I had a pleasant surprise on my first day at ‘proper’ work after college (I’d joined Gillette on a graduate entry scheme). We were all given a large pay rise from the graduate offer – in my case, more than 35%; and we were told that our pay would be increased each month in line with inflation.
Yes, you’ve guessed it I started work in the mid 70’s, when inflation was more than 2% a month in the UK. Difficult to credit now, or to imagine that those days can ever come around again. But, it’s very easy to forget the lessons learnt in that period, and to assume that current experience is the norm.
Which leads me on to the point of this blog: how do you get strategists and planners to genuinely think the unthinkable when they are considering the future, and where to go with their business? It’s difficult not to be driven by two main factors when considering the future; extrapolating current trends, or calculating the impact of an impending – but predictable – big event.
At the moment then, many business strategists will be considering where digital technology takes us, and working out the possible impact of Brexit – which, it is clear, is of global significance. These are important – but they don’t fully allow for the consideration of the truly bizarre ‘what if’ scenarios, which may be unlikely but which genuinely can change everything.
The biggest single ‘event’ of my working life was the collapse of the Warsaw Pact in 1989, and the subsequent breakup of the USSR in 1991. The aftershocks of this seismic event will continue for years, and have had profound effects on every organisation we have worked for since that time. My guess is, however, that few organisations outside a select few sectors, such as defence, made any assumptions about the events of 1989 when they produced their strategies and plans in 1988.
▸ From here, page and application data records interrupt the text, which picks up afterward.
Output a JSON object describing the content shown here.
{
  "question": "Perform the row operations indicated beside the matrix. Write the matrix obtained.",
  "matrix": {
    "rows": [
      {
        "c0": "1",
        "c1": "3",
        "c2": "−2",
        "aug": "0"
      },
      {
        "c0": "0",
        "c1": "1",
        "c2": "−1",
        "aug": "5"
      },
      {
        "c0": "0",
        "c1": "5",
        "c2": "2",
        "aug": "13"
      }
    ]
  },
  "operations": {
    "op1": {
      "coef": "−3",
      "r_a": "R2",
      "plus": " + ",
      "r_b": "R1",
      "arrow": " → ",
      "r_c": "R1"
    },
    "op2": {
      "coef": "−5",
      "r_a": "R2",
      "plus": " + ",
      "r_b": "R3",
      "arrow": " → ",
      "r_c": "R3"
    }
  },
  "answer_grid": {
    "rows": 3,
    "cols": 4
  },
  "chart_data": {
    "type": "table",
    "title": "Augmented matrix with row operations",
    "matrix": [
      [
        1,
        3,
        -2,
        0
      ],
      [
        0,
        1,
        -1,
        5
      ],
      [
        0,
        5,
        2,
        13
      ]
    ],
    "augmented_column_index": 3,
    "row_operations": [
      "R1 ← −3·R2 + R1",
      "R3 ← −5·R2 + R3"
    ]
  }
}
Planning, and planning assumptions, always sound like one of the drier parts of business. In fact, they should draw on, and benefit from, the best brains, and seek to equip organisations with the greatest of planning gains – sustainability. We may not be in for another seismic event like 1989 in the next few years, but I hope you’re including in your planning the likelihood and impact of a new leader in North Korea, the end of the Syrian Civil War, and England winning the European Championship! (only kidding about the last one!)